A study in the September 2017 issue of
Pediatrics has found the rate of
ear infections in young children has declined significantly since the introduction of vaccines that protect against the bacteria that frequently cause them.
Researchers in Rochester, N.Y., conducted a prospective, longitudinal study of children in their first 3 years of life to look at the epidemiology, etiology and immunobiology of acute otitis media after the introduction of the
pneumococcal conjugate vaccines (PCV7 and PCV13).
The study, "Epidemiology of Acute Otitis Media in the Post Pneumococcal Conjugate Vaccine Era," published online Aug. 7), followed 615 children over a 10-year period.
During that time, 23% experienced one or more episodes of acute otitis media and 3.6% had three or greater episodes. By 3 years of age approximately 60% of children had one or more episodes of acute otitis media and about 24% had three or more episodes.
Researchers note that those rates are a significant decrease in cases compared to a previous study done in 1989. They also found that
Streptococcus pneumoniae as the main source of acute otitis media has declined since the introduction of the pneumococcal conjugate vaccines, with
Haemophilus influenzae and
Moraxella catarrhalis being the main sources now.
While the source of acute otitis media has changed with the introduction of pneumococcal conjugate vaccines, the risk factors have stayed the same. These include child care attendance, family history of acute otitis media and experiencing acute otitis media at a young age, leading the researchers to conclude that the epidemiology but not the risk factors for AOM have undergone substantial changes since the introduction of pneumococcal conjugate vaccines.

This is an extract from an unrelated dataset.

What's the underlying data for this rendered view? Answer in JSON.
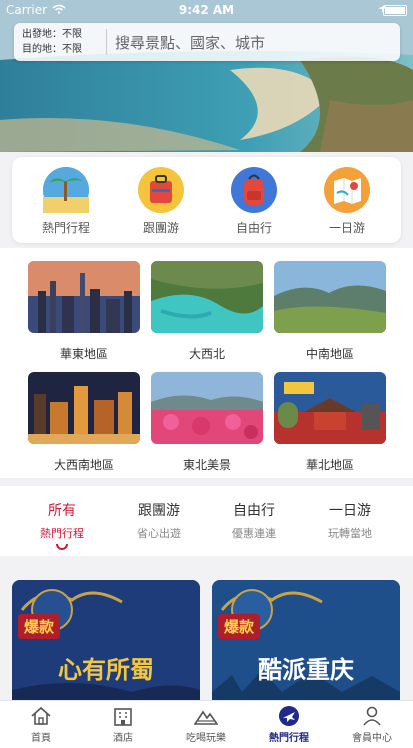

Editor's note: An accompanying editorial, "Acute Otitis Media in the 21st Century: What Now?" by Drs. Wasserman and Gerber will also be published in the September 2017 issue of Pediatrics and be available online on August 7.